|Line 25:||Line 25:|
Revision as of 02:44, 23 December 2011
In many countries the established national church (such as Catholic, Orthodox, or Lutheran) was appointed as the official record keeper of births, marriages, and deaths for the entire population, including Jews. The clergymen already recorded christening, marriage, and burial records for members of their parishes. As most people belonged to the established church, it was easier for the government to require the clergymen to include the birth, marriage, and death information for people of other religions in their parishes rather than have the government keep a separate record. Therefore, it can be important to check records of Christian churches when researching Jewish ancestors.
This is particularly true of Central and Eastern Europe in the period prior to 1826–1835, when the governments of most countries in this area required separate records be kept of the Jews. Copies of the church records in many of these countries were sent to the government. These records are known as metrical book transcripts and parish register transcripts. Eventually most governments developed a separate system for registering births, marriages, and deaths, called civil registration. For a more lengthy explanation of how church records, civil registration, and Jewish records interrelate, Jewish Vital Records.
Countries where Christian church records were used by the government as a form of civil registration and where Jews are likely to be recorded include Poland, the Russian Empire, and other central and eastern European countries.
The Inquisition in Spain, Portugal, and Latin American countries also resulted in recording Jews (conversos or marranos) in Christian church records.
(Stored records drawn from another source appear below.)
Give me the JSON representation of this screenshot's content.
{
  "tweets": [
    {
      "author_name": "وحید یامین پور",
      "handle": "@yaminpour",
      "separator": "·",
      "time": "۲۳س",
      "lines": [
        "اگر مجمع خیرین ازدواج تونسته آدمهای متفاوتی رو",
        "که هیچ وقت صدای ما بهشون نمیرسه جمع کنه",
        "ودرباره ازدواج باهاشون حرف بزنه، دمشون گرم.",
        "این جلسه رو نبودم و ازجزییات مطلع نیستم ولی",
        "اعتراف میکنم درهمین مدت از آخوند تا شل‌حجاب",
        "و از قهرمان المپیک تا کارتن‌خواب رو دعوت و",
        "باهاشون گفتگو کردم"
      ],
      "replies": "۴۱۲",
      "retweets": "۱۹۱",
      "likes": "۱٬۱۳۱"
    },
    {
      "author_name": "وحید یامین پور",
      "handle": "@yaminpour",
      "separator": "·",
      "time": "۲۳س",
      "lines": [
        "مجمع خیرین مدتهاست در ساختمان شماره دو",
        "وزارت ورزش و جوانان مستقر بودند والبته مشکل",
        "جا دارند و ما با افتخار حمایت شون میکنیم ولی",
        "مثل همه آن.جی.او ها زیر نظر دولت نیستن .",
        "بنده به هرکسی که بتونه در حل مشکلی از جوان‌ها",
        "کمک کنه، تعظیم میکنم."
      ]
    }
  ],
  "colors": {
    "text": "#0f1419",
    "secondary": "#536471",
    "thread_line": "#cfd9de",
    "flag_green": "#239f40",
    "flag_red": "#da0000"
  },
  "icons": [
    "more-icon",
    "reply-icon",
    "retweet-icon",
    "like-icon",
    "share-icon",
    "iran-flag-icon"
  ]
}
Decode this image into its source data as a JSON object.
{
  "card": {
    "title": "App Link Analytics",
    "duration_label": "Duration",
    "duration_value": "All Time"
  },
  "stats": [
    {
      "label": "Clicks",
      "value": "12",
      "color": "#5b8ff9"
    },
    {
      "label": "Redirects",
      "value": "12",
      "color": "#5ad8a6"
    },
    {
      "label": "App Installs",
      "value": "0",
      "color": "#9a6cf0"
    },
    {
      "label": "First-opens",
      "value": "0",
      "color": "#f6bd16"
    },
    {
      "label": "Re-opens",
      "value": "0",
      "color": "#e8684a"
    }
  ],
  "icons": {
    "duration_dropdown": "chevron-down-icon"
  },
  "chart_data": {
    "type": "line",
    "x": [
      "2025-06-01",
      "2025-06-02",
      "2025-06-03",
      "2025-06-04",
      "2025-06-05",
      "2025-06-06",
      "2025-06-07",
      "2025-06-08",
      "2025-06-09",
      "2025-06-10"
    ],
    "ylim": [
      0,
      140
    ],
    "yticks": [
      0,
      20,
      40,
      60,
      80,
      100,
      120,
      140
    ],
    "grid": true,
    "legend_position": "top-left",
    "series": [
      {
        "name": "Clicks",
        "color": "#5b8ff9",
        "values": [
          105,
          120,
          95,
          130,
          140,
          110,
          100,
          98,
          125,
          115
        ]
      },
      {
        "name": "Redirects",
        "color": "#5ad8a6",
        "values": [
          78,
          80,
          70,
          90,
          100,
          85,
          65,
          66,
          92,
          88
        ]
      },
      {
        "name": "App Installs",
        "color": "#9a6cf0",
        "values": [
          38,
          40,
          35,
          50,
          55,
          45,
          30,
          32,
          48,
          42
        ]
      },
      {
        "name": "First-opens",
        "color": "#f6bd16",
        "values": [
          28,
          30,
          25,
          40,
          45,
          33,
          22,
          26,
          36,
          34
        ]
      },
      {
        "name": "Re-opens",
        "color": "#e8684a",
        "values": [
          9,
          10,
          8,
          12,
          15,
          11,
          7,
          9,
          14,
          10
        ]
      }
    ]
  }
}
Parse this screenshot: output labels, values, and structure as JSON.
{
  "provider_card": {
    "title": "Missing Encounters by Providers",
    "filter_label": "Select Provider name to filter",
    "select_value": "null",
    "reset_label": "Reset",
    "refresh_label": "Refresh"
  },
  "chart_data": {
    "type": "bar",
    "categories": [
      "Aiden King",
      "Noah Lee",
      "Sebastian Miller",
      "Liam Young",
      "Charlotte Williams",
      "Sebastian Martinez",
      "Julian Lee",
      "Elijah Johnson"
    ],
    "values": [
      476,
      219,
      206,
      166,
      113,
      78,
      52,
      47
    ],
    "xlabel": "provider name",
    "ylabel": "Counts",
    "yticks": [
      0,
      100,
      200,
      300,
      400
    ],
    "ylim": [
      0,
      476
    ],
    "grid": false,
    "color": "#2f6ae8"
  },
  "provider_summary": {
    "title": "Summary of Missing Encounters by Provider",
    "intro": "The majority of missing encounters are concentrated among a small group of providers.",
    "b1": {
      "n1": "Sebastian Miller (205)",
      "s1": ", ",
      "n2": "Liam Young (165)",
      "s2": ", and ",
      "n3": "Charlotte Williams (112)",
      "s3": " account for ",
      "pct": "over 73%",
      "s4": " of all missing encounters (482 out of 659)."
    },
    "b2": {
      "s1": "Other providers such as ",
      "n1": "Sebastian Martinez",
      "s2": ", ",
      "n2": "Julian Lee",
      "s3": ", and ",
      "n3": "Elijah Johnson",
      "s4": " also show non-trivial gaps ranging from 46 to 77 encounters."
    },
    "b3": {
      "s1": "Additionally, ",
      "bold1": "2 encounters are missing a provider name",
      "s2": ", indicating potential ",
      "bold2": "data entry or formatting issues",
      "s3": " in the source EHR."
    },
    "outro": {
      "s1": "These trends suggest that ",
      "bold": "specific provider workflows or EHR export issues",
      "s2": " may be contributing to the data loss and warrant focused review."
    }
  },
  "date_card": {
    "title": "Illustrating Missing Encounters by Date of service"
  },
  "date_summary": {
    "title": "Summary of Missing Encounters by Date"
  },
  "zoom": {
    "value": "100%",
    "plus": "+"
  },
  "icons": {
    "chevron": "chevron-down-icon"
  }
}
See Jewish Inquisition.
Two other reasons why Jews may appear in records of Christian churches are:
If there was no rabbi or synagogue in an area where a Jewish family chose to settle, events associated with that family are sometimes recorded in another church.
If a Jew voluntarily left the Jewish religion, future records of that individual and his family may appear in a Christian church.
Search for Wiki articles for the country or state where your ancestor lived under the terms "Church Records" and "Civil Registration."
Finding Church Records
Many original church records are still at the local church. Others have been deposited in church or government record centers or archives. The Family History Library has a extensive collection of church records for many countries. Use the Locality Search to locate church records. The catalog listings for church records sometimes include a notation that the record contains information for Jews.